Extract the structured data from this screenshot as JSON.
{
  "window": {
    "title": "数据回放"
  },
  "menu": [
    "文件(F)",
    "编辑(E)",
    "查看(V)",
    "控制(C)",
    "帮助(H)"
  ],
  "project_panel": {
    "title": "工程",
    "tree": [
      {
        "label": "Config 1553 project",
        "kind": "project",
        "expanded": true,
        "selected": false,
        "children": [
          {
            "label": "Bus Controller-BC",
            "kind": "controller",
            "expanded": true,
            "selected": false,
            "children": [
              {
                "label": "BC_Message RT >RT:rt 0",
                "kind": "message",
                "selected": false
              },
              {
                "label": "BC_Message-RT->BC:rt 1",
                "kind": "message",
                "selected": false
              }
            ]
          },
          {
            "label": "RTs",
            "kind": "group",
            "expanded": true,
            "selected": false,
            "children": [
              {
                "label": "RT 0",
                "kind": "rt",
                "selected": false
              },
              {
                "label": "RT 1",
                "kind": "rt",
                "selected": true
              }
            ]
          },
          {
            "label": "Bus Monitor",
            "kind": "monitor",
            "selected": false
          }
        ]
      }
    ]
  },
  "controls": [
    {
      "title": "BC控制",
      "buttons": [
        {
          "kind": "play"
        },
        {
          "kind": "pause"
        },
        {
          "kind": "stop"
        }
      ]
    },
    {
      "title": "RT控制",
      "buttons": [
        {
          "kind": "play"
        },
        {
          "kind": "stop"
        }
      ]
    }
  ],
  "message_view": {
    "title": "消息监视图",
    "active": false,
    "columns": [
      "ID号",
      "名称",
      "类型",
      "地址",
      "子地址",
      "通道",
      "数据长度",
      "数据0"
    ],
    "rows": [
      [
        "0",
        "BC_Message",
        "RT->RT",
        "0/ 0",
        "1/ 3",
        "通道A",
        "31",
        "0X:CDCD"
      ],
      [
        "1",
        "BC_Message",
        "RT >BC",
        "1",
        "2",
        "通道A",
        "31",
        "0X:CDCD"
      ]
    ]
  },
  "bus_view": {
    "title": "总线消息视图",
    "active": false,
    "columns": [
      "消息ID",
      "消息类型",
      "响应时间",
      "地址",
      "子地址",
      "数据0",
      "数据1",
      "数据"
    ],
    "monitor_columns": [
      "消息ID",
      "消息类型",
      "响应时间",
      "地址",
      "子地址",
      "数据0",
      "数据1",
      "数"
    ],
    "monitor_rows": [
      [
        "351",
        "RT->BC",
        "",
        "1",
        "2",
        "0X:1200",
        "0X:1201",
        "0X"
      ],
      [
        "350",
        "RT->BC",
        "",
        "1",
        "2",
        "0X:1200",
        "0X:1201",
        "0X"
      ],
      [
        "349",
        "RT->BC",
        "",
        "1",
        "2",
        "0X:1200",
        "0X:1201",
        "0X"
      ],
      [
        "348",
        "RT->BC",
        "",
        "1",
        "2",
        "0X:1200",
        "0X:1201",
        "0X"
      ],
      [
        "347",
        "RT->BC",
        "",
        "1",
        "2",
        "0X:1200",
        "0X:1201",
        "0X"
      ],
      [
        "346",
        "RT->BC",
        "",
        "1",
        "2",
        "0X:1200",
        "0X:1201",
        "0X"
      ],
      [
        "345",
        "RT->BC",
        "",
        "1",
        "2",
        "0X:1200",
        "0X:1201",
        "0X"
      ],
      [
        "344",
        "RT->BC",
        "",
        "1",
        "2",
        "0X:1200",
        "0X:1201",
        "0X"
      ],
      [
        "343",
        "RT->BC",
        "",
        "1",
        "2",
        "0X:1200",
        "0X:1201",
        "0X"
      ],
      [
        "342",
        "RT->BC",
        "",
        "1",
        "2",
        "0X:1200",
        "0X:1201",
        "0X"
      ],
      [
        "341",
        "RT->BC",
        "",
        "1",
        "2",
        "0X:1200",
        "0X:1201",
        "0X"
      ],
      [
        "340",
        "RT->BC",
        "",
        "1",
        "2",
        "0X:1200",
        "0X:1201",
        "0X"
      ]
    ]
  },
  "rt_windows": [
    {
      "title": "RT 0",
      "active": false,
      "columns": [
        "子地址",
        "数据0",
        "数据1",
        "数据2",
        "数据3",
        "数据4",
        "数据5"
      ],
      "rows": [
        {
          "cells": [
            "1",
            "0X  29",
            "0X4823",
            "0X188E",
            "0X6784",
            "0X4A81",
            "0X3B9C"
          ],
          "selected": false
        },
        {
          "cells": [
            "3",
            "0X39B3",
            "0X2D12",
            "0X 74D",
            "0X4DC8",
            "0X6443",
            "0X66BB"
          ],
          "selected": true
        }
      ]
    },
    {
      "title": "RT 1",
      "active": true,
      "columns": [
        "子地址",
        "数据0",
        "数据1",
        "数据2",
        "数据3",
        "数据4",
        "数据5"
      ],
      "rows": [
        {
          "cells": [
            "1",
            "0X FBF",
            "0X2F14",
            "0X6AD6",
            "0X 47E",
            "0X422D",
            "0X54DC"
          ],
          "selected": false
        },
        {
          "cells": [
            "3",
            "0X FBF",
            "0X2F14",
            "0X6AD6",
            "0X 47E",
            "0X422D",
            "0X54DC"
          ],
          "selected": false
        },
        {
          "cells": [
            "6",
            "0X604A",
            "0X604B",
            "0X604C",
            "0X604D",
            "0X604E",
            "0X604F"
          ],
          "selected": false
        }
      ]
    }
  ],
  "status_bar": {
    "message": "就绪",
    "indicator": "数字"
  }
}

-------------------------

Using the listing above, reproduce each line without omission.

Extract the structured data from this screenshot as JSON.
{
  "window": {
    "title": "数据回放"
  },
  "menu": [
    "文件(F)",
    "编辑(E)",
    "查看(V)",
    "控制(C)",
    "帮助(H)"
  ],
  "project_panel": {
    "title": "工程",
    "tree": [
      {
        "label": "Config 1553 project",
        "kind": "project",
        "expanded": true,
        "selected": false,
        "children": [
          {
            "label": "Bus Controller-BC",
            "kind": "controller",
            "expanded": true,
            "selected": false,
            "children": [
              {
                "label": "BC_Message RT >RT:rt 0",
                "kind": "message",
                "selected": false
              },
              {
                "label": "BC_Message-RT->BC:rt 1",
                "kind": "message",
                "selected": false
              }
            ]
          },
          {
            "label": "RTs",
            "kind": "group",
            "expanded": true,
            "selected": false,
            "children": [
              {
                "label": "RT 0",
                "kind": "rt",
                "selected": false
              },
              {
                "label": "RT 1",
                "kind": "rt",
                "selected": true
              }
            ]
          },
          {
            "label": "Bus Monitor",
            "kind": "monitor",
            "selected": false
          }
        ]
      }
    ]
  },
  "controls": [
    {
      "title": "BC控制",
      "buttons": [
        {
          "kind": "play"
        },
        {
          "kind": "pause"
        },
        {
          "kind": "stop"
        }
      ]
    },
    {
      "title": "RT控制",
      "buttons": [
        {
          "kind": "play"
        },
        {
          "kind": "stop"
        }
      ]
    }
  ],
  "message_view": {
    "title": "消息监视图",
    "active": false,
    "columns": [
      "ID号",
      "名称",
      "类型",
      "地址",
      "子地址",
      "通道",
      "数据长度",
      "数据0"
    ],
    "rows": [
      [
        "0",
        "BC_Message",
        "RT->RT",
        "0/ 0",
        "1/ 3",
        "通道A",
        "31",
        "0X:CDCD"
      ],
      [
        "1",
        "BC_Message",
        "RT >BC",
        "1",
        "2",
        "通道A",
        "31",
        "0X:CDCD"
      ]
    ]
  },
  "bus_view": {
    "title": "总线消息视图",
    "active": false,
    "columns": [
      "消息ID",
      "消息类型",
      "响应时间",
      "地址",
      "子地址",
      "数据0",
      "数据1",
      "数据"
    ],
    "monitor_columns": [
      "消息ID",
      "消息类型",
      "响应时间",
      "地址",
      "子地址",
      "数据0",
      "数据1",
      "数"
    ],
    "monitor_rows": [
      [
        "351",
        "RT->BC",
        "",
        "1",
        "2",
        "0X:1200",
        "0X:1201",
        "0X"
      ],
      [
        "350",
        "RT->BC",
        "",
        "1",
        "2",
        "0X:1200",
        "0X:1201",
        "0X"
      ],
      [
        "349",
        "RT->BC",
        "",
        "1",
        "2",
        "0X:1200",
        "0X:1201",
        "0X"
      ],
      [
        "348",
        "RT->BC",
        "",
        "1",
        "2",
        "0X:1200",
        "0X:1201",
        "0X"
      ],
      [
        "347",
        "RT->BC",
        "",
        "1",
        "2",
        "0X:1200",
        "0X:1201",
        "0X"
      ],
      [
        "346",
        "RT->BC",
        "",
        "1",
        "2",
        "0X:1200",
        "0X:1201",
        "0X"
      ],
      [
        "345",
        "RT->BC",
        "",
        "1",
        "2",
        "0X:1200",
        "0X:1201",
        "0X"
      ],
      [
        "344",
        "RT->BC",
        "",
        "1",
        "2",
        "0X:1200",
        "0X:1201",
        "0X"
      ],
      [
        "343",
        "RT->BC",
        "",
        "1",
        "2",
        "0X:1200",
        "0X:1201",
        "0X"
      ],
      [
        "342",
        "RT->BC",
        "",
        "1",
        "2",
        "0X:1200",
        "0X:1201",
        "0X"
      ],
      [
        "341",
        "RT->BC",
        "",
        "1",
        "2",
        "0X:1200",
        "0X:1201",
        "0X"
      ],
      [
        "340",
        "RT->BC",
        "",
        "1",
        "2",
        "0X:1200",
        "0X:1201",
        "0X"
      ]
    ]
  },
  "rt_windows": [
    {
      "title": "RT 0",
      "active": false,
      "columns": [
        "子地址",
        "数据0",
        "数据1",
        "数据2",
        "数据3",
        "数据4",
        "数据5"
      ],
      "rows": [
        {
          "cells": [
            "1",
            "0X  29",
            "0X4823",
            "0X188E",
            "0X6784",
            "0X4A81",
            "0X3B9C"
          ],
          "selected": false
        },
        {
          "cells": [
            "3",
            "0X39B3",
            "0X2D12",
            "0X 74D",
            "0X4DC8",
            "0X6443",
            "0X66BB"
          ],
          "selected": true
        }
      ]
    },
    {
      "title": "RT 1",
      "active": true,
      "columns": [
        "子地址",
        "数据0",
        "数据1",
        "数据2",
        "数据3",
        "数据4",
        "数据5"
      ],
      "rows": [
        {
          "cells": [
            "1",
            "0X FBF",
            "0X2F14",
            "0X6AD6",
            "0X 47E",
            "0X422D",
            "0X54DC"
          ],
          "selected": false
        },
        {
          "cells": [
            "3",
            "0X FBF",
            "0X2F14",
            "0X6AD6",
            "0X 47E",
            "0X422D",
            "0X54DC"
          ],
          "selected": false
        },
        {
          "cells": [
            "6",
            "0X604A",
            "0X604B",
            "0X604C",
            "0X604D",
            "0X604E",
            "0X604F"
          ],
          "selected": false
        }
      ]
    }
  ],
  "status_bar": {
    "message": "就绪",
    "indicator": "数字"
  }
}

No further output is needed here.